Today our Year 5 reporters will be writing about their recent and “cool” experience of looking after the penguins at Paultons Park.
Usually you associate penguins with chillier climates, however Humboldt penguins (the main type of penguin at Paultons) come from South America – particularly Chile and Peru. They like it there because the water comes straight from Antarctica. Penguins are built for both cold and warm climates, which makes them great animals to keep here in the UK with our jolly British weather!
At Paultons there are about 26 penguins, some are hatched here and others are brought in from other zoos around the country who they work closely with to ensure successful breeding programmes. Did you know in the wild a penguin can live about 20 years but in a conservation setting such as Paultons, a penguin can live up to 30!
We were lucky enough to be invited to help feed the penguins their lunch. We started by putting special supplements into the fish, when we asked the keeper about this she said that just like us humans, penguins need to take special supplements. After putting all the ready fish into a bucket, she informed us we would be chucking the fish into their pool for them to eat. We were concerned that not all the penguins would get enough fish – but she assured us it would be fine.
The penguins used their underwater flying style swimming skills and rushed over to us, eagerly awaiting their lunch. We gave them a little aperitif before the keeper gave them their proper lunch whilst speaking to the audience. As the keeper said, the penguins had their share of fish and then backed off, allowing other penguins to get their share.
Paultons truly believe in helping to safeguard these beautiful birds because sadly their population in the wild is declining. This is due to three main reasons:
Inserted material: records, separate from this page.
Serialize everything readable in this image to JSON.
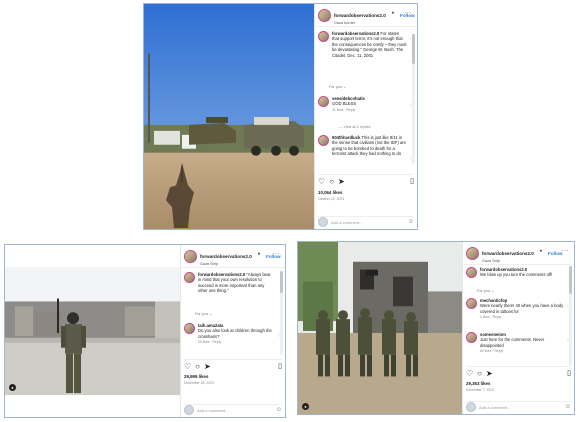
{
  "post1": {
    "username": "forwardobservations2.0",
    "follow": "Follow",
    "subtitle": "Gaza border",
    "caption": "For states that support terror, it's not enough that the consequences be costly – they must be devastating.\" George W. Bush. The Citadel, Dec. 11, 2001",
    "for_you": "For you",
    "comment1_user": "seneidebcohatis",
    "comment1_text": "GOD BLESS",
    "comment1_meta": "21 likes · Reply",
    "view_replies": "View all 2 replies",
    "comment2_user": "504thhardluck",
    "comment2_text": "This is just like 9/11 in the sense that civilians (not the IDF) are going to be bombed to death for a terrorist attack they had nothing to do",
    "likes": "10,064 likes",
    "date": "October 22, 2023",
    "add_comment": "Add a comment..."
  },
  "post2": {
    "username": "forwardobservations2.0",
    "follow": "Follow",
    "subtitle": "Gaza Strip",
    "caption": "\"Always bear in mind that your own resolution to succeed is more important than any other one thing.\"",
    "for_you": "For you",
    "comment_user": "taih.ama2ata",
    "comment_text": "Do you also look at children through the crosshairs?",
    "comment_meta": "30 likes · Reply",
    "likes": "29,995 likes",
    "date": "November 28, 2023",
    "add_comment": "Add a comment..."
  },
  "post3": {
    "username": "forwardobservations2.0",
    "follow": "Follow",
    "subtitle": "Gaza Strip",
    "comment1_user": "forwardobservations2.0",
    "comment1_text": "We blow up you turn the comments off!",
    "for_you": "For you",
    "comment2_user": "mechanticfop",
    "comment2_text": "Were nearly there! 40 when you have a body covered in tattoos lol",
    "comment2_meta": "4 likes · Reply",
    "comment3_user": "someoneinm",
    "comment3_text": "Just here for the comments. Never disappointed",
    "comment3_meta": "80 likes · Reply",
    "likes": "29,353 likes",
    "date": "December 7, 2023",
    "add_comment": "Add a comment..."
  }
}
Climate Change – When we researched this back at school, the numbers are alarming. Emperor penguins could become EXTINCT in the next 30 to 40 years due to climate change.
Overfishing – Penguins love to eat fish, crab, squid and other types of seafood but sadly due to human’s overfishing the seas, it’s not leaving enough for the penguins. You can help by looking out for seafood that is supported by sustainable organisations.
Guano – A fantastic resource for penguins to use to stick their nests together and incubate their eggs. Tragically humans are using this material as a plant feritliser which is affecting penguin breeding periods.
Paultons are extremely passionate about protecting penguins in the wild and donates annually to charity called Sphenisco. Sphenisco monitor and protect wild populations and breeding colonies of Humboldt penguins and campaign for the prohibition of fishing with gill nets and dynamite and to create marine protection areas. They work with local communities in areas of environmental education and raise awareness.
You can donate at www.sphenisco.org/en/ or alternatively there are donation boxes located at the penguin enclosure.
Thank you Paultons for the amazing opportunity, what an incredible experience and one we’ll never forget!